Humanitarian-development collaboration


Bama, Borno, Nigeria, 6 October 2018 - UN Emergency Relief Coordinator Mark Lowcock and UNDP Administrator Achim Steiner (right) with the head of the Nigeria State Emergency Management Agency (middle), speaking with a group of farmers from the border town of Banki. UN organizations are working together to help meet their immediate needs but also support their long-term recovery. Credit: OCHA/Eve Sabbagh

Many humanitarian crises have become so protracted that they seem permanent. Nineteen of the 21 humanitarian response plans presented in this overview are for humanitarian crises that have been running for five years or more. Three have had humanitarian plans and appeals each year for at least 18 years (Democratic Republic of the Congo, Sudan and Somalia).

The Global Humanitarian Overview 2018 calls for a longer-term approach to addressing humanitarian needs that integrates development action, including steps to reduce people’s vulnerability to crisis, such as investing in social safety nets and livelihoods.

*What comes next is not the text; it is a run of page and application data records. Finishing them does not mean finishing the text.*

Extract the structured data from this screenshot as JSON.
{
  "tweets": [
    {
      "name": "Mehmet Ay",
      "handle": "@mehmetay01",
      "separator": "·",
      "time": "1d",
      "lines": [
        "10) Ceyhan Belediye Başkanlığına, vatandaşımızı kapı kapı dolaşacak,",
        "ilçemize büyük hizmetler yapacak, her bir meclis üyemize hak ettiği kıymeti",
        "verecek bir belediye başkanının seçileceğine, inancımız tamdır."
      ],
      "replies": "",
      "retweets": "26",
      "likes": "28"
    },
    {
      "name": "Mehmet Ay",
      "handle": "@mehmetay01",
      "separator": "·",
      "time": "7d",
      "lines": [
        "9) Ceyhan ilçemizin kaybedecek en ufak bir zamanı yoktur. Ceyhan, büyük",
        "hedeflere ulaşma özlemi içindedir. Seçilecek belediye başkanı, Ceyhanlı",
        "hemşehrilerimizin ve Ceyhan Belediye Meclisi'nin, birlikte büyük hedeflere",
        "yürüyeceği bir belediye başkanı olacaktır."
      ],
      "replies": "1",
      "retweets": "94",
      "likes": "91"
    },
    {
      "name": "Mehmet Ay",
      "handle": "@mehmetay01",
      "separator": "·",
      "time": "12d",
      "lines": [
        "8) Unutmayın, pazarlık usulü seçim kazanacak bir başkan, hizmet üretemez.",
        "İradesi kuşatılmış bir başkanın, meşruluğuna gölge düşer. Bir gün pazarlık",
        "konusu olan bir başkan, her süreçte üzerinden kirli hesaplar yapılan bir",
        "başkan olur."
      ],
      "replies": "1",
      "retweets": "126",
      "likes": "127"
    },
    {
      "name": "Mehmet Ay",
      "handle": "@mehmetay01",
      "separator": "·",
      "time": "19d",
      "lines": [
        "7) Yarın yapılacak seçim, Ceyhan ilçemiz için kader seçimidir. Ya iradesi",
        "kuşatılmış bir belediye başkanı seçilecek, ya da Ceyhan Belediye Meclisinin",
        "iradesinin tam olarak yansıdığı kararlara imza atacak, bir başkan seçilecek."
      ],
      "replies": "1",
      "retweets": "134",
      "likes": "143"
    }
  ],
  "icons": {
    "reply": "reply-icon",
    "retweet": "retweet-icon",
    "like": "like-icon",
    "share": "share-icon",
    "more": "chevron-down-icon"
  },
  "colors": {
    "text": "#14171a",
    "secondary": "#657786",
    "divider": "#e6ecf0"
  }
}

Strengthening the humanitarian-development nexus, overcoming long-standing attitudinal, institutional, and funding obstacles, was identified by the majority of stakeholders as a top priority for the World Humanitarian Summit (WHS). In particular, the Secretary-General’s Report for the World Humanitarian Summit ‘One Humanity: Shared Responsibility’ and the accompanying Agenda for Humanity introduced the New Way of Working, highlighting the need to transcend the humanitarian-development divide by working towards ‘collective outcomes’ between humanitarian, development and other relevant actors with the main aim to reduce humanitarian needs, risks and vulnerabilities and thereby also contributing to Agenda 2030.

Since then, much operational progress has been made in several countries, where Resident and Humanitarian Coordinators (RC/HCs) are putting in place multi-stakeholder processes to identify collective outcomes and are exploring opportunities to coordinate programming and financing around these outcomes. Early lessons are emerging from Burkina Faso, Cameroon, Central African Republic, Chad, Mauritania, Nigeria, Somalia and Sudan, and other countries where humanitarian-development collaboration is being strengthened.

Advancing humaniatrian-development collaboration towards collective outcomes is a key solution for reducing humanitarian need, risk and vulnerability and in 2019, we will continue to increase joined up analysis and planning, and coordination towards collective outcomes that complements emergency assistance, but also addressed vulnerability, so as to support progress towards the Sustainable Development Goals.

At the GHPF, participants will tack stock of latest developments and key issues around the New Way of Working. By sharing good examples of implementing, coordinating or financing the New Way of Working in their organization or country, they will identify 2-3 priorities or recommendations for ensuring successful implementation of this approach over the next few years.